Soviet Propaganda

Soviet Propaganda under Lenin

This account of Leninist propaganda was stored in a student's webspace on a US college website (; it was deleted in 2009.


Lenin certainly understood the role of propaganda and determined the newspaper to be one of the most important tools of a propaganda state. The establishment of Pravda was one of the first tasks he undertook when he came into power. Pravda achieved the goals of Bolshevik propaganda by motivating the people and controlling the media available to them (Cole, 675). The Russian Association of Proletarian Writers (RAPP) also controlled the media available to the public. Bolsheviks were basically the only political group allowed to contribute; Mensheviks in particular were not allowed to submit articles (Kenez, 28).

The role of the October 1917 revolution is a common theme in Russian propaganda, as referencing this past event brings citizens to recognize the root of their successes (and to some, their problems).

These early years were precarious for the Communists because although they were in power, their mantra was not accepted or known about by everyone. Contributory to this was the fact that there was not much money available for the spreading of propaganda. The Bolsheviks lacked trained personnel, paper, photos, and large distribution (Kenez, 45). To spread their propaganda, “agit-trains” were sent throughout Russia with pamphlets and even films to assimilate the peasants. This allowed the communists to see things on a local level and take care of problems at the root, such as school conditions and the secret police. These trains were especially effective because they used films which fascinated the peasants. These films brought the faces of Lenin and Trotsky to them and made them feel closer to their leaders. Results from rallies held by those who ran the “agit-trains” sent results to Moscow via radio. The trains themselves were often brightly decorated with pictures of soldiers and slogans. These methods would lose popularity but would be reintroduced during World War Two (Kenez, 60).

Reaching out to the military was a big deal to the Bolsheviks, and large amounts of money were fueled into military papers, where distribution was not a problem. Many soldiers would pass on reading material instead of throwing it away, and the spread of communist ideas was commonly done this way. The Political Department of the Army (PUR) was established to agitate the soldiers.
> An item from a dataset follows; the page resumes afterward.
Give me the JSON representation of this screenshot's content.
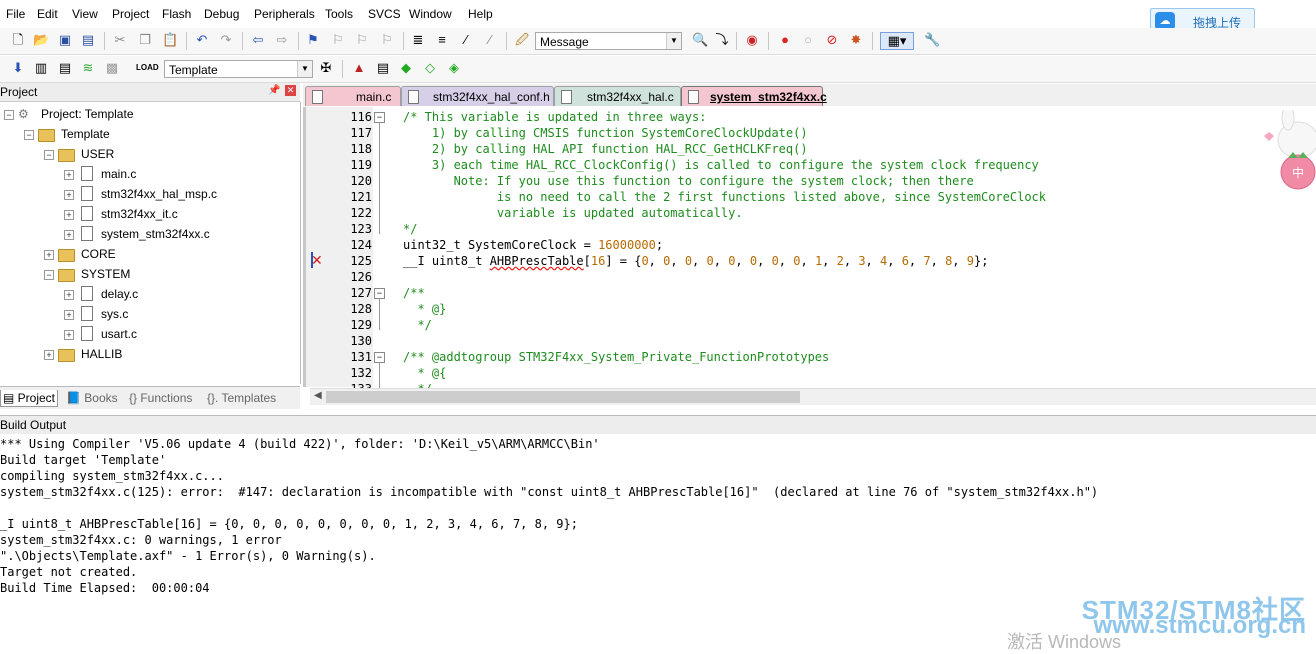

Communist newspapers were also printed for enemy armies in hopes of undermining their movement (Kenez, 48). The founding of Komsomol, the all-union Leninist communist youth group, in 1918 was also achieved to assimilate the Russian youth into communism (Cole, 918).

To ensure that the communists secured the vote, voting rules were changed in the early 1920’s. Now, votes were taken by a raising of hands. Obviously not many people came out to vote under this method and a ‘secret’ ballot system was instilled. All candidates were selected by the communist party (again to ensure that they secured the vote instead of Mensheviks or some other opposing group), making the voting meaningless since candidates were not truly chosen by the people. To make matters worse, voting counts were manipulated, making voter turnout appear higher.

The influence of these groups – the writers, the soldiers, the youth, and the voters was to be accomplished through propaganda. To the Bolsheviks, propaganda and education were two inseparable entities. Education quickly became a state monopoly with the intention of promoting literacy and the soviet ideal. Lenin (and later, Stalin) felt that a literate public would be more vulnerable to propaganda of the state (Cole, 675). The literacy of the poor was previously felt to be impossible, and Lenin understood the difficulty in mobilizing an illiterate nation. “The illiterate person stands outside politics. Without the alphabet, there are only rumors, fairy tails, prejudices, but not politics (Kenez, 72).” The Bolsheviks dealt with this problem by mobilizing literate peasants to read to and teach the illiterate. This measure, however, was not successful as there was no compensation for these peasants who barely had time to take care of their own affairs. In the 1920’s, literacy schools were created and laborers were freed for a few hours each week to learn how to read (Kenez, 74). It is difficult to assess the success of this literacy movement because statistics from the era are exaggerated and figures were often made up. It is known, however, that many soldiers and workers did learn how to read and write, so some success was achieved, especially in the cities.

Lenin definitely used these means to promote his ideology, and his image was often used in propaganda, although not to the glorifying extent that Stalin's image was.